#### [EXERCISE AIM]
In the entries below, how many lines hold the string "background"? Answer with the number only.
Segment Open
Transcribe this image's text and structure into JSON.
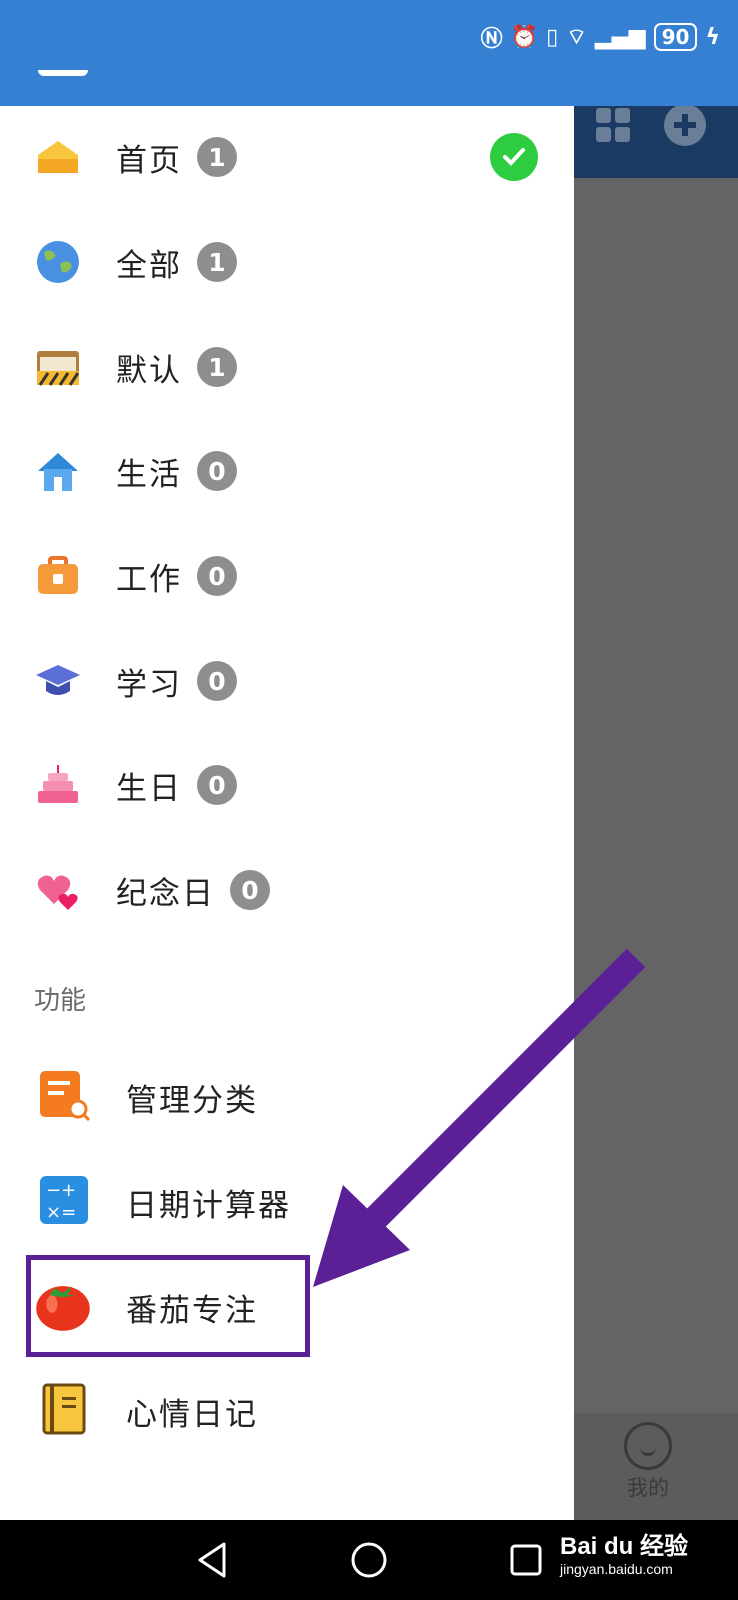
{
  "status": {
    "battery": "90"
  },
  "categories": [
    {
      "label": "首页",
      "count": "1",
      "selected": true
    },
    {
      "label": "全部",
      "count": "1"
    },
    {
      "label": "默认",
      "count": "1"
    },
    {
      "label": "生活",
      "count": "0"
    },
    {
      "label": "工作",
      "count": "0"
    },
    {
      "label": "学习",
      "count": "0"
    },
    {
      "label": "生日",
      "count": "0"
    },
    {
      "label": "纪念日",
      "count": "0"
    }
  ],
  "section_title": "功能",
  "functions": [
    {
      "label": "管理分类",
      "icon": "manage-category-icon"
    },
    {
      "label": "日期计算器",
      "icon": "calculator-icon"
    },
    {
      "label": "番茄专注",
      "icon": "tomato-icon"
    },
    {
      "label": "心情日记",
      "icon": "diary-icon"
    }
  ],
  "background": {
    "me_tab_label": "我的"
  },
  "watermark": {
    "brand": "Bai du 经验",
    "url": "jingyan.baidu.com"
  },
  "colors": {
    "status_bar": "#3580d3",
    "badge": "#8e8e8e",
    "check": "#2ecc40",
    "highlight": "#5b1f96"
  }
}
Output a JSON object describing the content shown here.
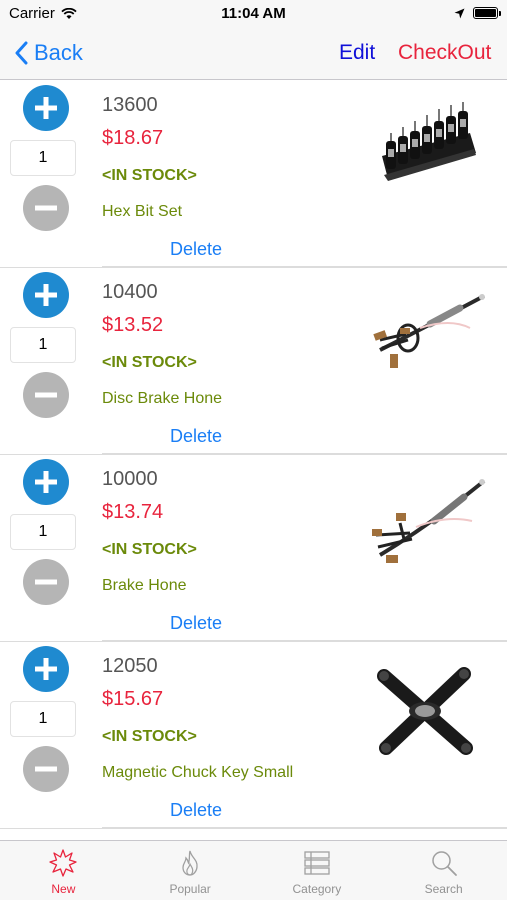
{
  "status_bar": {
    "carrier": "Carrier",
    "time": "11:04 AM"
  },
  "nav": {
    "back_label": "Back",
    "edit_label": "Edit",
    "checkout_label": "CheckOut"
  },
  "items": [
    {
      "sku": "13600",
      "price": "$18.67",
      "stock": "<IN STOCK>",
      "name": "Hex Bit Set",
      "qty": "1",
      "delete_label": "Delete",
      "image": "hex-bit-set"
    },
    {
      "sku": "10400",
      "price": "$13.52",
      "stock": "<IN STOCK>",
      "name": "Disc Brake Hone",
      "qty": "1",
      "delete_label": "Delete",
      "image": "disc-brake-hone"
    },
    {
      "sku": "10000",
      "price": "$13.74",
      "stock": "<IN STOCK>",
      "name": "Brake Hone",
      "qty": "1",
      "delete_label": "Delete",
      "image": "brake-hone"
    },
    {
      "sku": "12050",
      "price": "$15.67",
      "stock": "<IN STOCK>",
      "name": "Magnetic Chuck Key Small",
      "qty": "1",
      "delete_label": "Delete",
      "image": "chuck-key"
    }
  ],
  "tabs": [
    {
      "label": "New",
      "icon": "starburst-icon",
      "active": true
    },
    {
      "label": "Popular",
      "icon": "flame-icon",
      "active": false
    },
    {
      "label": "Category",
      "icon": "list-icon",
      "active": false
    },
    {
      "label": "Search",
      "icon": "search-icon",
      "active": false
    }
  ],
  "colors": {
    "accent_blue": "#1a7ef5",
    "edit_blue": "#1010d8",
    "red": "#e8243d",
    "stock_green": "#6b8a0a",
    "plus_blue": "#1f8ad0",
    "minus_gray": "#b5b5b5"
  }
}
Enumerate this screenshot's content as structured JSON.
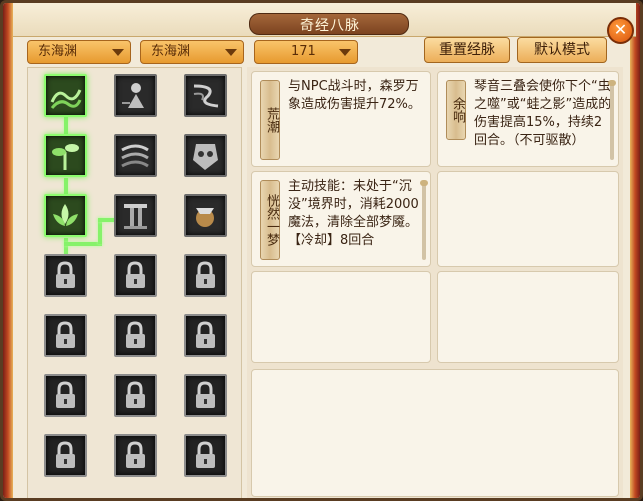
{
  "window": {
    "title": "奇经八脉"
  },
  "controls": {
    "dropdown1": "东海渊",
    "dropdown2": "东海渊",
    "dropdown3": "171",
    "reset_button": "重置经脉",
    "default_button": "默认模式",
    "close_icon": "close-icon"
  },
  "skills": [
    {
      "name": "荒潮",
      "desc": "与NPC战斗时，森罗万象造成伤害提升72%。"
    },
    {
      "name": "余响",
      "desc": "琴音三叠会使你下个“虫之噬”或“蛙之影”造成的伤害提高15%，持续2回合。（不可驱散）"
    },
    {
      "name": "恍然一梦",
      "desc": "主动技能：未处于“沉没”境界时，消耗2000魔法，清除全部梦魇。【冷却】8回合"
    }
  ],
  "grid_icons": [
    [
      "wave-icon",
      "figure-icon",
      "swirl-icon"
    ],
    [
      "plant-icon",
      "wind-icon",
      "mask-icon"
    ],
    [
      "lotus-icon",
      "pillar-icon",
      "hand-icon"
    ],
    [
      "lock-icon",
      "lock-icon",
      "lock-icon"
    ],
    [
      "lock-icon",
      "lock-icon",
      "lock-icon"
    ],
    [
      "lock-icon",
      "lock-icon",
      "lock-icon"
    ],
    [
      "lock-icon",
      "lock-icon",
      "lock-icon"
    ]
  ]
}
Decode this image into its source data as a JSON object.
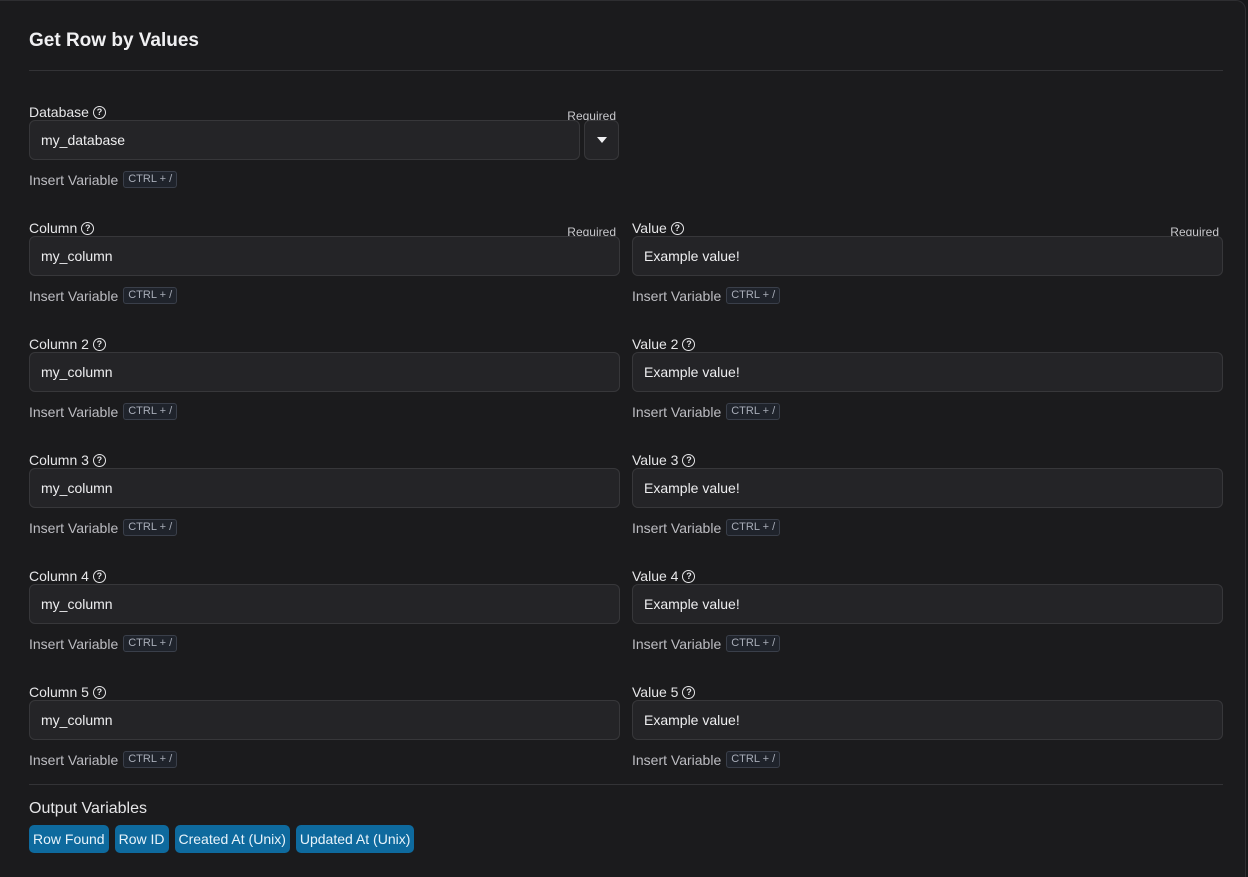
{
  "title": "Get Row by Values",
  "required_label": "Required",
  "insert_variable": {
    "label": "Insert Variable",
    "shortcut": "CTRL + /"
  },
  "database": {
    "label": "Database",
    "value": "my_database",
    "required": true
  },
  "pairs": [
    {
      "column_label": "Column",
      "column_value": "my_column",
      "value_label": "Value",
      "value_value": "Example value!",
      "required": true
    },
    {
      "column_label": "Column 2",
      "column_value": "my_column",
      "value_label": "Value 2",
      "value_value": "Example value!",
      "required": false
    },
    {
      "column_label": "Column 3",
      "column_value": "my_column",
      "value_label": "Value 3",
      "value_value": "Example value!",
      "required": false
    },
    {
      "column_label": "Column 4",
      "column_value": "my_column",
      "value_label": "Value 4",
      "value_value": "Example value!",
      "required": false
    },
    {
      "column_label": "Column 5",
      "column_value": "my_column",
      "value_label": "Value 5",
      "value_value": "Example value!",
      "required": false
    }
  ],
  "output": {
    "title": "Output Variables",
    "variables": [
      "Row Found",
      "Row ID",
      "Created At (Unix)",
      "Updated At (Unix)"
    ]
  },
  "colors": {
    "chip_bg": "#0e6a9e",
    "background": "#1b1b1d"
  }
}
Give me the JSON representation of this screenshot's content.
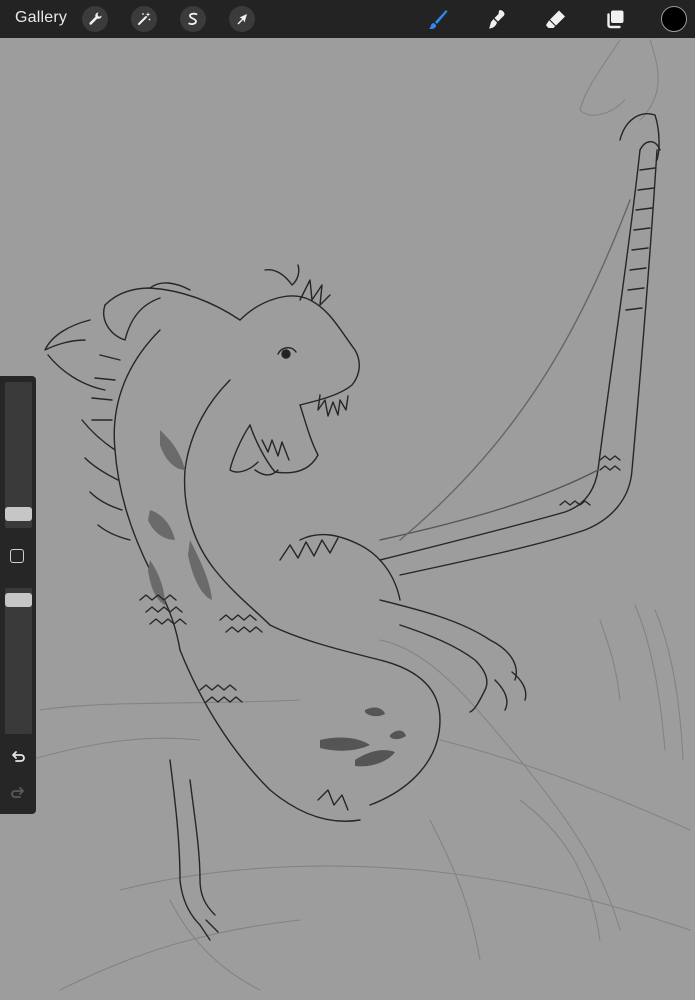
{
  "toolbar": {
    "gallery_label": "Gallery",
    "left_tools": [
      {
        "name": "actions",
        "icon": "wrench-icon"
      },
      {
        "name": "adjustments",
        "icon": "magic-wand-icon"
      },
      {
        "name": "selection",
        "icon": "selection-s-icon"
      },
      {
        "name": "transform",
        "icon": "cursor-arrow-icon"
      }
    ],
    "right_tools": [
      {
        "name": "brush",
        "icon": "brush-icon",
        "active": true
      },
      {
        "name": "smudge",
        "icon": "smudge-icon",
        "active": false
      },
      {
        "name": "eraser",
        "icon": "eraser-icon",
        "active": false
      },
      {
        "name": "layers",
        "icon": "layers-icon",
        "active": false
      }
    ],
    "current_color": "#000000",
    "active_color": "#2e8bf0"
  },
  "sidebar": {
    "brush_size_level": 0.05,
    "opacity_level": 0.96,
    "modify_icon": "square-modify-icon",
    "undo_icon": "undo-icon",
    "redo_icon": "redo-icon"
  },
  "canvas": {
    "background": "#9d9d9d",
    "artwork": "dragon-sketch"
  }
}
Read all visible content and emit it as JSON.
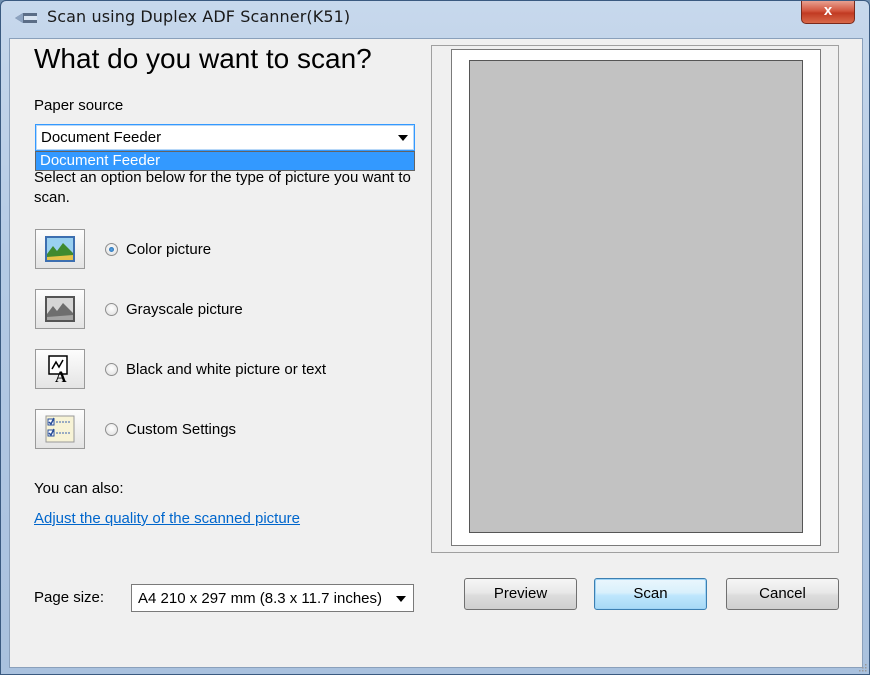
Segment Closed
#### [EXERCISE ANSWER]
3